It's easy to think that the tribal social pathologies of honor/shame-dynamic-ridden Muslim nations can never be confronted successfully, but uppity Muslim women have been disproving that notion more and more lately. Like Rana Husseini,
the Jordanian journalist who is crusading against "honor killings" and for stricter punishments for the murderers. And Mukhtar Mai,
the amazing Pakistani village woman who was gang-raped on the orders of a tribal court, expected to commit suicide, but refused to do so and went on to found a school, campaign against the criminals who raped her, and see to it that cases like hers receive media attention and justice, so Pakistan can't hide from the light.
Like Mukhtar and Rana, Monira Rahman, a Bangladeshi woman, seems like an unlikely candidate to have an impact on her misogynistic, backwards, tribal society. Like them, she is defying the odds, defying her assigned station in life, and shining light into the darkness. Monira Rahman is an uppity Muslim lady who is fighting to rub Bangladesh's nose in the horrible problem of life-ruining acid attacks on women.

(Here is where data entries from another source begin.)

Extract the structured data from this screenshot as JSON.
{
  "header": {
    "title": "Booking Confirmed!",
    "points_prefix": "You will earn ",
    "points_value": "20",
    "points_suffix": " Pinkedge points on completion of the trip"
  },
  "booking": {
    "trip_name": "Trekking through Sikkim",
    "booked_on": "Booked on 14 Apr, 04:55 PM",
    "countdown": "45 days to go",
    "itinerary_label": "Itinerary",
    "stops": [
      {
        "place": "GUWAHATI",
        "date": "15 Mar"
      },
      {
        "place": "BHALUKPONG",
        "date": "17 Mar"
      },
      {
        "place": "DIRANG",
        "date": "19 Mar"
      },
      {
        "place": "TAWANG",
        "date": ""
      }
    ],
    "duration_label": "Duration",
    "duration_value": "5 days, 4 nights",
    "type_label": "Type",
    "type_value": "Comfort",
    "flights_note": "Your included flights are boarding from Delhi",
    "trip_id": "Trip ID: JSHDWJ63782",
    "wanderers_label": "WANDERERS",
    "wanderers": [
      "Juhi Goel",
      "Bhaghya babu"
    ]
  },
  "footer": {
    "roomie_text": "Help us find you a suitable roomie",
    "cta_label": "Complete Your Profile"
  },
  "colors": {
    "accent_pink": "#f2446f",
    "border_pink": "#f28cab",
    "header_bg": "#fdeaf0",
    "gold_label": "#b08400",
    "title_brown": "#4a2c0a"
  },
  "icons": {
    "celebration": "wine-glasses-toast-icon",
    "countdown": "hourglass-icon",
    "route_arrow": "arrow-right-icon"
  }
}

She is also working with victims of this brutal, barbaric practice to try to give them some semblance of a life back. For this, Germany's Amnesty International has given her a medal. She deserves much more than that; she deserves the sincere thanks and admiration of all humane and decent people. She certainly has mine.